Need more power? There’s the S3 with that 2.0-liter turbo engine rated at 292 horsepower and 280 pound-feet of torque.
In case you missed it, no manual transmission is available in any A3 model at the moment. Sorry America.
Fuel economy rings in at 27 mpg combined whether you get front-wheel drive or all-wheel drive.
From behind the wheel you’ll find an electric power steering system that’s among the best-weighted in the business, with a precision that allows you to place the A3 exactly were you want to in be in your lane. That said, actual road feedback isn’t any more vivid than in most other models, that is to say, it’s a bit dull. The brakes are also precise and easy to modulate.
Safety wise the 2015 A3 has already been named a Top Safety Pick+ by the IIHS and aced all the tests including the tough new small front overlap test. All the safety features you’d expect in a premium vehicle are here and of course, you can spend plenty on optional extras to up the safety quota. You can even get active lane assist and adaptive cruise control in the A3.
Starting from about $30,000 the A3 comes decently equipped with a power driver seat, Bluetooth, and leather upholstery. Our nicely equipped A3 has a sticker price of just over $36,000 and that includes things like heated front seats and the MMI navigation system. Load it up and you’re looking at about $45,000. Want even more power? That S3 starts at just over $41,000. No matter which model you choose or how much you pay you won’t find stuff like a heated steering wheel or cooled seats, options you can now get in a Kia. That’s a bummer in our book.
So what’s the bottom line with the 2015 Audi A3? It puts more pressure on “premium” small sedans, with real prestige in its badge and real potential in their spec sheets.

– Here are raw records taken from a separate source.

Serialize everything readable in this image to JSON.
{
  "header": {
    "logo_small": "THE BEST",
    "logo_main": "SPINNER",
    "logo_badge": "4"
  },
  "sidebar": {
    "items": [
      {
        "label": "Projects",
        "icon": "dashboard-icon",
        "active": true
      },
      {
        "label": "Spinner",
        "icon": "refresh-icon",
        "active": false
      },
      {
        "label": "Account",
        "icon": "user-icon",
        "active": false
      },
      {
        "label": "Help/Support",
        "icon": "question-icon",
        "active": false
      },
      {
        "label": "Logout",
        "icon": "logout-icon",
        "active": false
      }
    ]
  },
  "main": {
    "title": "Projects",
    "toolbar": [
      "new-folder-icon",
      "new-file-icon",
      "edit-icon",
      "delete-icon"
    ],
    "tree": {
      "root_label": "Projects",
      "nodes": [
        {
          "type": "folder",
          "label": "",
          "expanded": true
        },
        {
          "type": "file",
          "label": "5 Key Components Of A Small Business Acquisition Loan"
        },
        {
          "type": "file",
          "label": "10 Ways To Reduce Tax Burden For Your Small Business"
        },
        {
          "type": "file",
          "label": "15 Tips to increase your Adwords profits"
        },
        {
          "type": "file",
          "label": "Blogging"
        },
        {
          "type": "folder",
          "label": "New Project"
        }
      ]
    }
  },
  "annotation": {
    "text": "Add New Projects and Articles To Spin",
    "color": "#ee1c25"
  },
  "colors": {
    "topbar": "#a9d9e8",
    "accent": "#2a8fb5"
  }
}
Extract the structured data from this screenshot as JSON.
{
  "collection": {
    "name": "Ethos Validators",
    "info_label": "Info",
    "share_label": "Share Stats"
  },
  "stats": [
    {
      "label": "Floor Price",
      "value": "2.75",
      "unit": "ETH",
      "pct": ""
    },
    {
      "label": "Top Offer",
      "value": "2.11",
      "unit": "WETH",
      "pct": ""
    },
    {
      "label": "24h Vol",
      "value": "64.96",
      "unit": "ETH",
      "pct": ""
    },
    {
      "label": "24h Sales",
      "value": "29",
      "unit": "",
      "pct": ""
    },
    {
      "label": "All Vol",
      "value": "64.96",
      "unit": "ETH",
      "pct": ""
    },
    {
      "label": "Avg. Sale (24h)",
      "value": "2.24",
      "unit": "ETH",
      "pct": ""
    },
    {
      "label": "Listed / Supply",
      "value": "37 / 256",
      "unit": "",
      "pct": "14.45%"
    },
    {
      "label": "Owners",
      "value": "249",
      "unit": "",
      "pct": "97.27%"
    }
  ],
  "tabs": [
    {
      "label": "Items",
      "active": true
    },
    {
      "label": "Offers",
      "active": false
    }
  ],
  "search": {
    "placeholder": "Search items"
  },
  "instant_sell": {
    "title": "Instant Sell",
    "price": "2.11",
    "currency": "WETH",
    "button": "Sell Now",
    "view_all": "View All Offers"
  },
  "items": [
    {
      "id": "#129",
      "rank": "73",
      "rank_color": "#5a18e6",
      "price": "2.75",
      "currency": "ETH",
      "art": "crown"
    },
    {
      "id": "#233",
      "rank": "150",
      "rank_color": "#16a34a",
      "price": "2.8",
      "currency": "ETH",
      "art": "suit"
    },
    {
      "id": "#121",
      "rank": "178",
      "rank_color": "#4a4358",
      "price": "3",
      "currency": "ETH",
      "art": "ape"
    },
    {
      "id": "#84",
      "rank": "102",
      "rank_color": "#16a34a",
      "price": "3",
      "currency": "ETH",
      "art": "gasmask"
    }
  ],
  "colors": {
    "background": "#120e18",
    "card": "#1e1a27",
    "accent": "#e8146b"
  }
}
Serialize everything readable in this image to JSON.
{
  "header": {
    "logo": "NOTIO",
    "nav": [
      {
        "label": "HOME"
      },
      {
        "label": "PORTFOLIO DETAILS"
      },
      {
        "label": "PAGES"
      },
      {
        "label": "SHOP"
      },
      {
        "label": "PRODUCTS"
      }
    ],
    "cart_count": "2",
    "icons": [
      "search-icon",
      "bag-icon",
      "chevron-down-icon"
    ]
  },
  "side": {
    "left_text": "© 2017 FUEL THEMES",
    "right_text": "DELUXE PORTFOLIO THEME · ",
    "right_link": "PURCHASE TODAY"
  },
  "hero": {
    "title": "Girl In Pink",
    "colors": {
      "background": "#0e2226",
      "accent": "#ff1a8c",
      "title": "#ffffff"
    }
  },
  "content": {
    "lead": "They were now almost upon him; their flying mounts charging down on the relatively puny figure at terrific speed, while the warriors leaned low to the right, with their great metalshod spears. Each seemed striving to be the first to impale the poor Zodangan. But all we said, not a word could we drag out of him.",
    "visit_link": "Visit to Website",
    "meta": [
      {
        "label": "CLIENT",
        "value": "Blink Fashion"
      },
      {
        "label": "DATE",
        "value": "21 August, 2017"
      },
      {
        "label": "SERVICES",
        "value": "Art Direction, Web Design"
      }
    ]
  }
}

For more information be sure to read our full review of the 2015 Audi A3 here.